Some examples of resisting arrest would be struggling with a police officer as they try to put handcuffs on you, obstructing the authorities from interviewing a witness, antagonizing an EMT who is attempting to provide medical assistance to someone, or giving false information during questioning.
How do You Know if an Arrest is Lawful or Unlawful?
In order to prove that an arrest was unlawful, it must be proven that the police arrested you, that you were harmed, and that the officer’s conduct played a substantial role in causing that harm.
Once the above has been shown, the burden of proof shifts to the police officer to prove that probable cause was present for the arrest.

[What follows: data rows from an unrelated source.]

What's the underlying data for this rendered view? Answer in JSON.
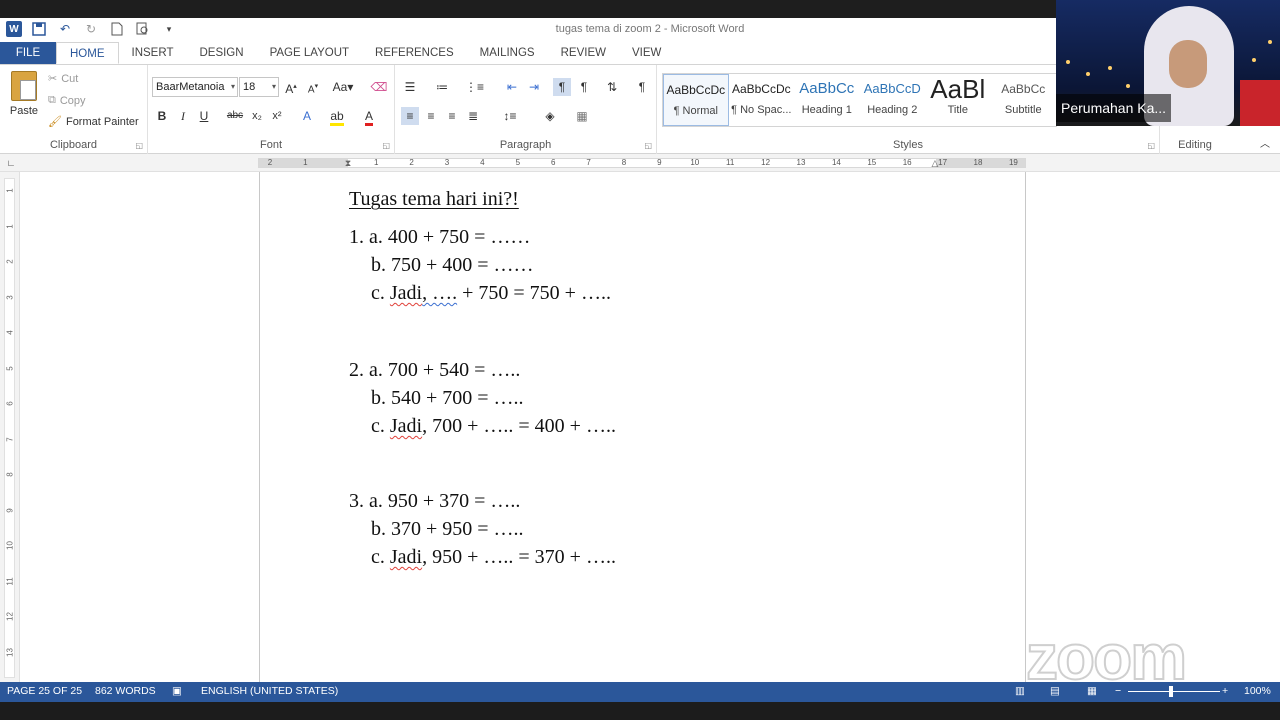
{
  "window": {
    "title": "tugas tema di zoom 2 - Microsoft Word"
  },
  "tabs": [
    "FILE",
    "HOME",
    "INSERT",
    "DESIGN",
    "PAGE LAYOUT",
    "REFERENCES",
    "MAILINGS",
    "REVIEW",
    "VIEW"
  ],
  "ribbon": {
    "clipboard": {
      "paste": "Paste",
      "cut": "Cut",
      "copy": "Copy",
      "format_painter": "Format Painter",
      "label": "Clipboard"
    },
    "font": {
      "name": "BaarMetanoia",
      "size": "18",
      "label": "Font"
    },
    "paragraph": {
      "label": "Paragraph"
    },
    "styles": {
      "label": "Styles",
      "items": [
        {
          "sample": "AaBbCcDc",
          "name": "¶ Normal"
        },
        {
          "sample": "AaBbCcDc",
          "name": "¶ No Spac..."
        },
        {
          "sample": "AaBbCc",
          "name": "Heading 1"
        },
        {
          "sample": "AaBbCcD",
          "name": "Heading 2"
        },
        {
          "sample": "AaBl",
          "name": "Title"
        },
        {
          "sample": "AaBbCc",
          "name": "Subtitle"
        }
      ]
    },
    "editing": {
      "label": "Editing"
    }
  },
  "ruler": {
    "numbers": [
      "2",
      "1",
      "",
      "1",
      "2",
      "3",
      "4",
      "5",
      "6",
      "7",
      "8",
      "9",
      "10",
      "11",
      "12",
      "13",
      "14",
      "15",
      "16",
      "17",
      "18",
      "19"
    ]
  },
  "vruler": [
    "1",
    "1",
    "2",
    "3",
    "4",
    "5",
    "6",
    "7",
    "8",
    "9",
    "10",
    "11",
    "12",
    "13"
  ],
  "document": {
    "title": "Tugas tema hari ini?!",
    "q1": {
      "a": "1. a. 400 + 750 = ……",
      "b": "b. 750 + 400 = ……",
      "c_pre": "c. ",
      "c_jadi": "Jadi",
      "c_dots": ", ….",
      "c_post": " + 750 = 750 + ….."
    },
    "q2": {
      "a": "2. a. 700 + 540 = …..",
      "b": "b. 540 + 700 = …..",
      "c_pre": "c. ",
      "c_jadi": "Jadi",
      "c_post": ", 700 + ….. = 400 + ….."
    },
    "q3": {
      "a": "3. a. 950 + 370 = …..",
      "b": "b. 370 + 950 = …..",
      "c_pre": "c. ",
      "c_jadi": "Jadi",
      "c_post": ", 950 + ….. = 370 + ….."
    }
  },
  "status": {
    "page": "PAGE 25 OF 25",
    "words": "862 WORDS",
    "language": "ENGLISH (UNITED STATES)",
    "zoom": "100%"
  },
  "webcam": {
    "participant_name": "Perumahan Ka..."
  },
  "watermark": "zoom",
  "colors": {
    "word_blue": "#2b579a",
    "spell_red": "#e0413a",
    "grammar_blue": "#3b6fd1"
  }
}
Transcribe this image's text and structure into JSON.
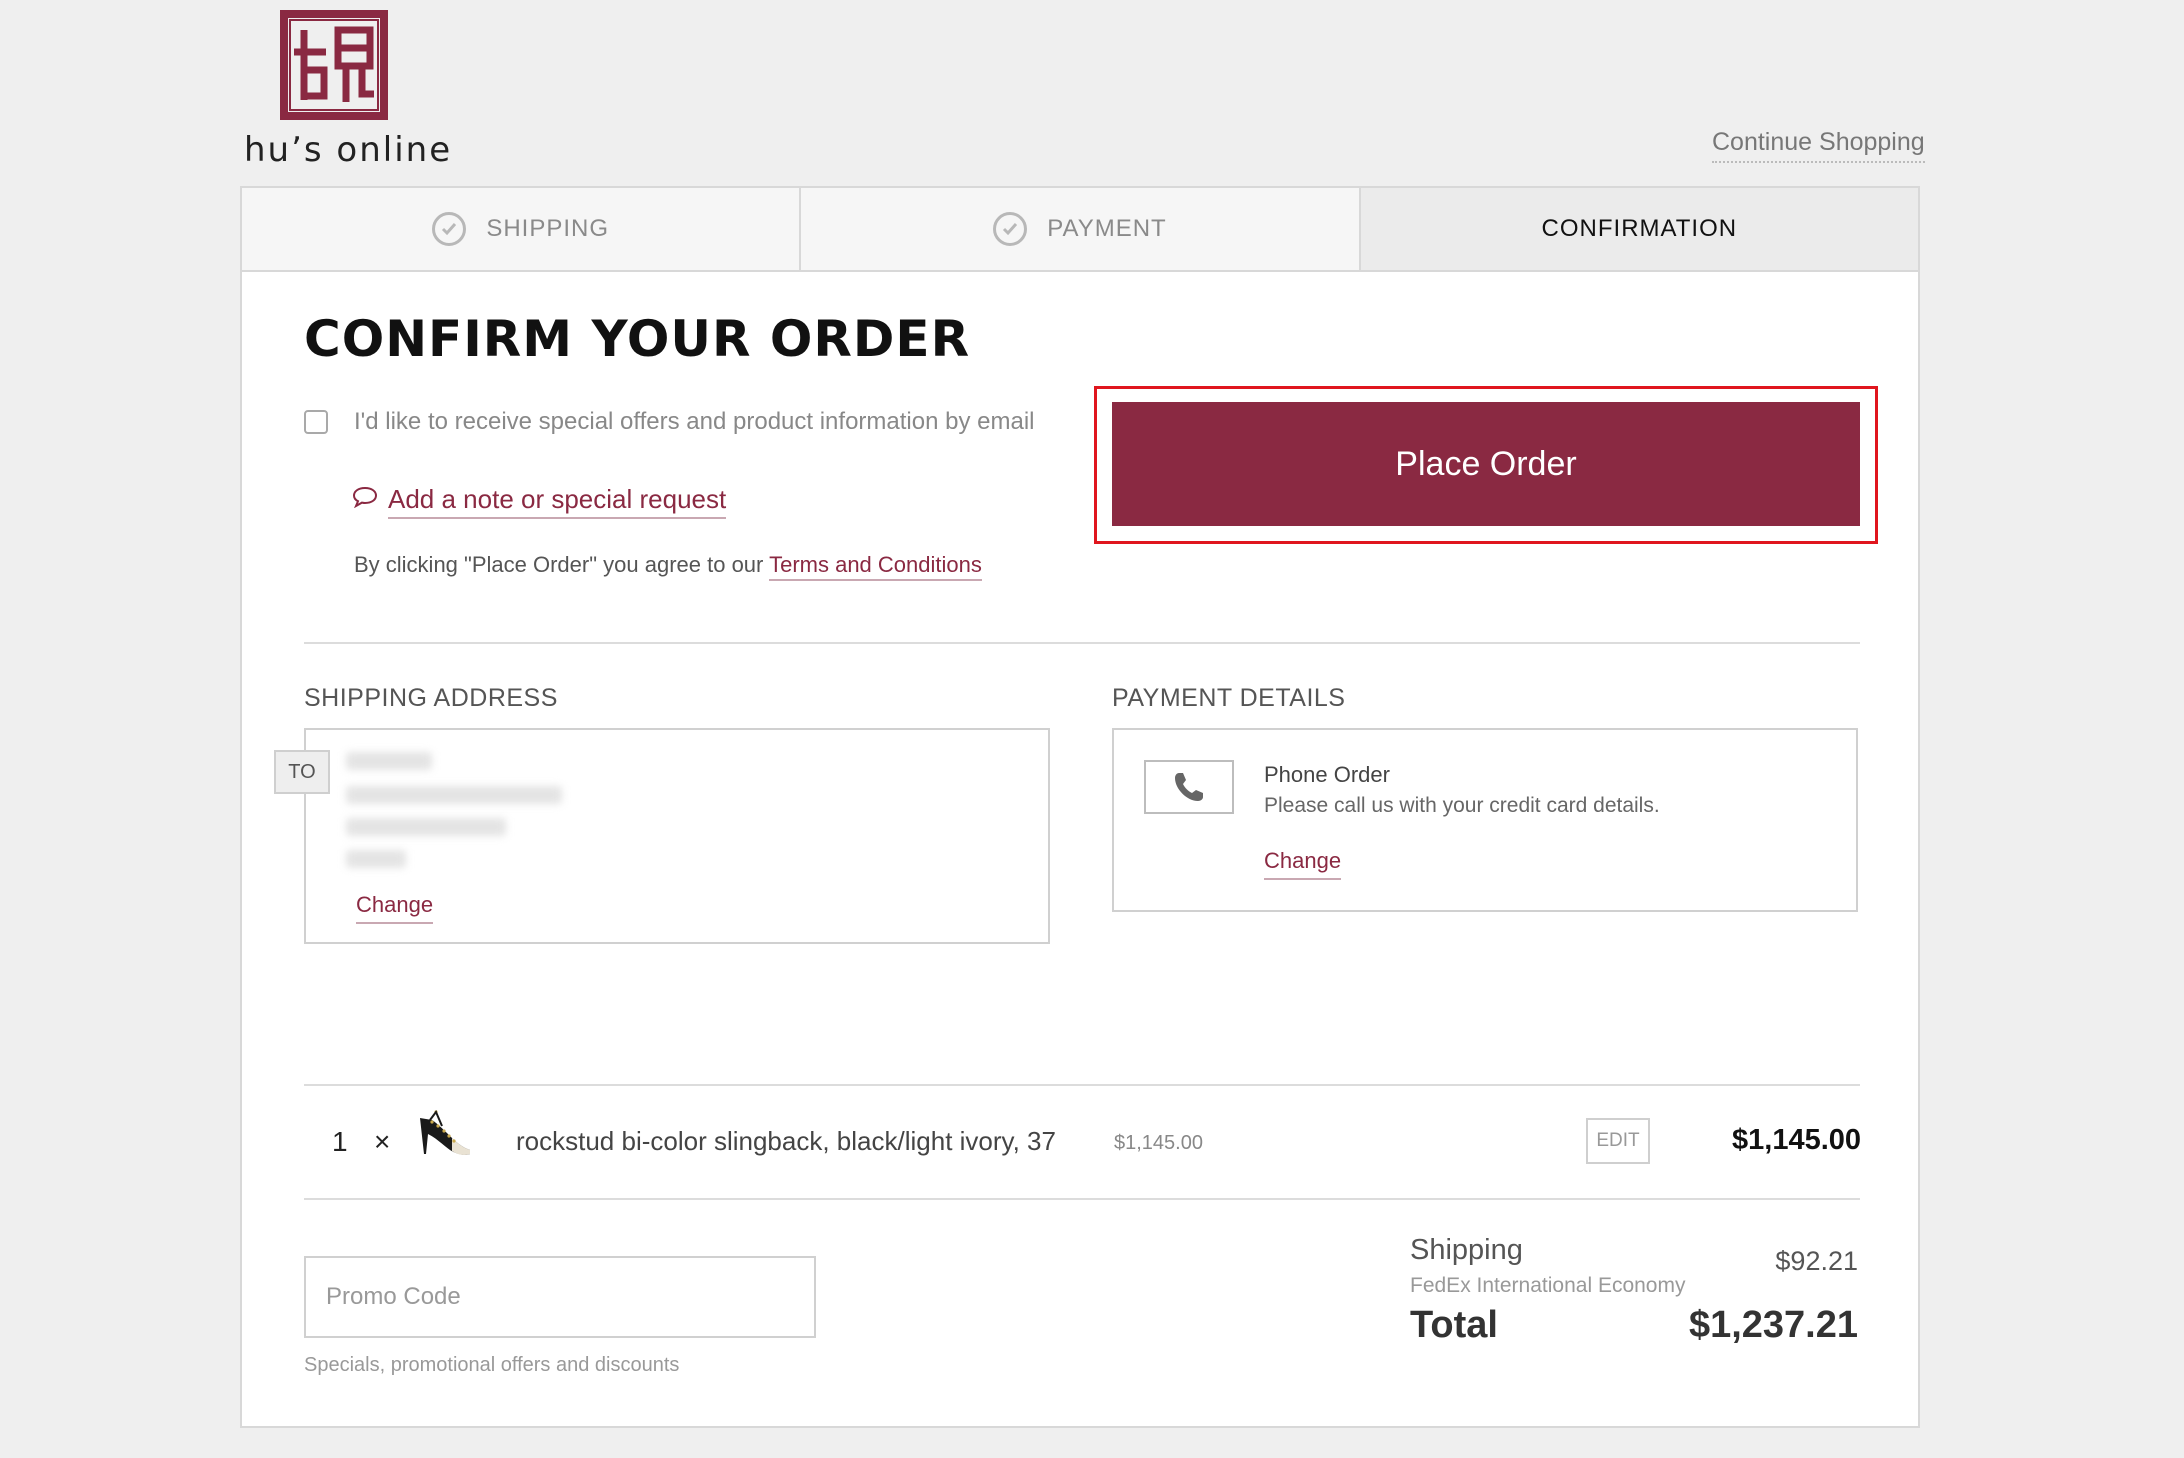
{
  "brand": {
    "name": "hu’s online",
    "color": "#8a2942"
  },
  "header": {
    "continue_shopping": "Continue Shopping"
  },
  "steps": [
    {
      "label": "SHIPPING",
      "state": "completed"
    },
    {
      "label": "PAYMENT",
      "state": "completed"
    },
    {
      "label": "CONFIRMATION",
      "state": "active"
    }
  ],
  "confirm": {
    "title": "CONFIRM YOUR ORDER",
    "optin_label": "I'd like to receive special offers and product information by email",
    "optin_checked": false,
    "note_link": "Add a note or special request",
    "agree_prefix": "By clicking \"Place Order\" you agree to our ",
    "terms_link": "Terms and Conditions",
    "place_order": "Place Order"
  },
  "shipping_address": {
    "heading": "SHIPPING ADDRESS",
    "tag": "TO",
    "change": "Change"
  },
  "payment_details": {
    "heading": "PAYMENT DETAILS",
    "method": "Phone Order",
    "description": "Please call us with your credit card details.",
    "change": "Change",
    "icon": "phone-icon"
  },
  "cart": {
    "items": [
      {
        "qty": "1",
        "times": "×",
        "name": "rockstud bi-color slingback, black/light ivory, 37",
        "unit_price": "$1,145.00",
        "edit": "EDIT",
        "total": "$1,145.00"
      }
    ]
  },
  "promo": {
    "placeholder": "Promo Code",
    "value": "",
    "help": "Specials, promotional offers and discounts"
  },
  "totals": {
    "shipping_label": "Shipping",
    "shipping_method": "FedEx International Economy",
    "shipping_price": "$92.21",
    "total_label": "Total",
    "total_price": "$1,237.21"
  },
  "colors": {
    "accent": "#8a2942",
    "highlight": "#e0161e"
  }
}
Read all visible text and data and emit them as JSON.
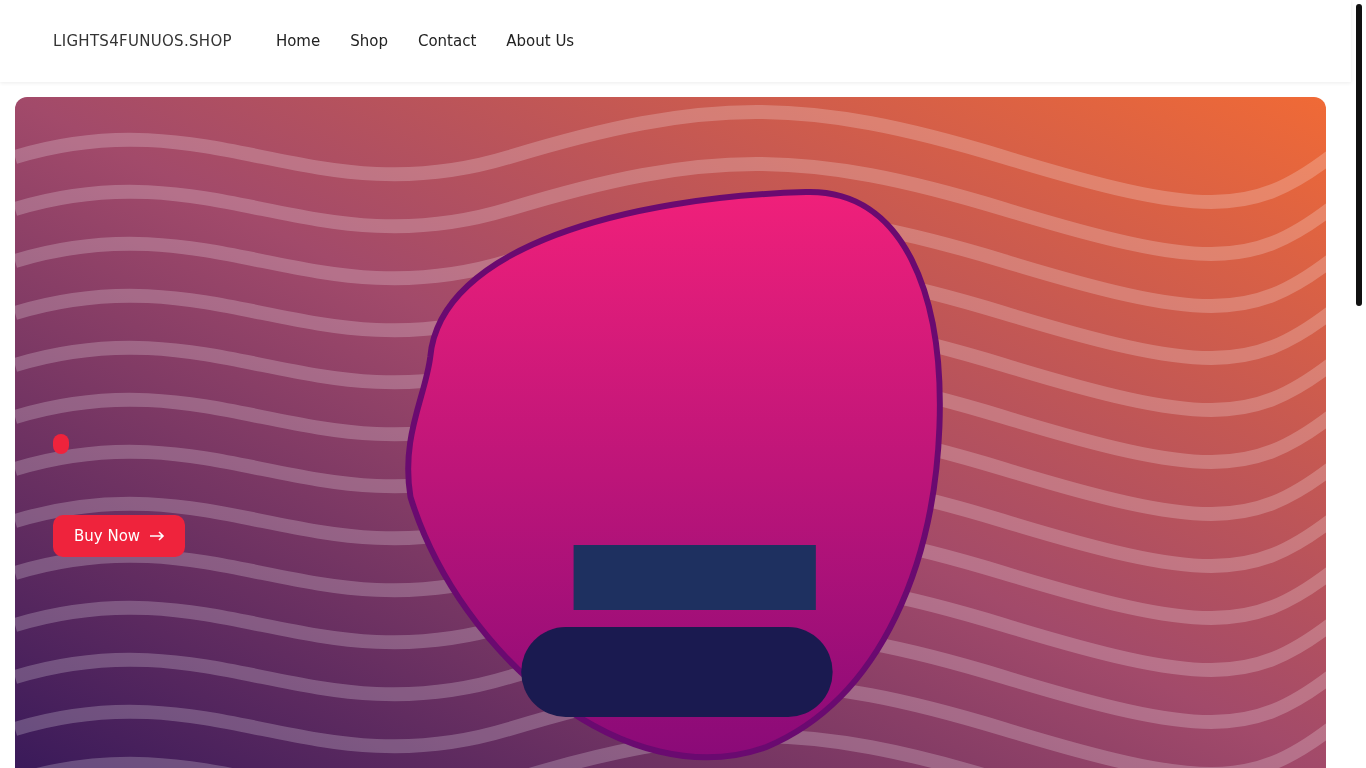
{
  "header": {
    "brand": "LIGHTS4FUNUOS.SHOP",
    "nav": [
      {
        "label": "Home"
      },
      {
        "label": "Shop"
      },
      {
        "label": "Contact"
      },
      {
        "label": "About Us"
      }
    ]
  },
  "hero": {
    "button": {
      "label": "Buy Now"
    }
  }
}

It is generally the case in California, however, that if an officer had probable cause to believe that the arrest was lawful, even if it is later revealed that it was, in fact, unlawful, the officer is not liable for false arrest.
What are the Penalties for Resisting Arrest?
Resisting arrest is a misdemeanor in California and is punishable by imprisonment of up to one year in county jail and/or a fine of up to $1,000. Instead of jail time, a judge may give a defendant misdemeanor probation, also known as summary probation.
In some cases, less serious resisting arrest cases may escape prosecution altogether. However, if the suspect has been a repeat offender within the past 24 hours, used physical force against an officer, or has a charge for a separate offense filed, they will most likely face prosecution.
What are Defenses to a Resisting Arrest Charge?
While you may still be charged with resisting an arrest even if it is unlawful, the unlawfulness of said arrest can be used in your legal defense. The four most common defenses are to claim no willful act, false accusation, no probable cause, or self-defense.
Since you are only guilty of resisting arrest if you act willfully, no willful act is the defense that the defendant did not act willingly. False accusation is the claim that the arrest was unfounded in the first place. No probable cause means there were no reasonable grounds for the arrest, meaning it violated the Fourth Amendment and should therefore be dropped. The last, self-defense, can be used in cases where the police used excessive force, assuming the person arrested only used reasonable force to fight back and defend themselves.
For any questions you have about the unlawful arrest, give us a call at 562-991-6298.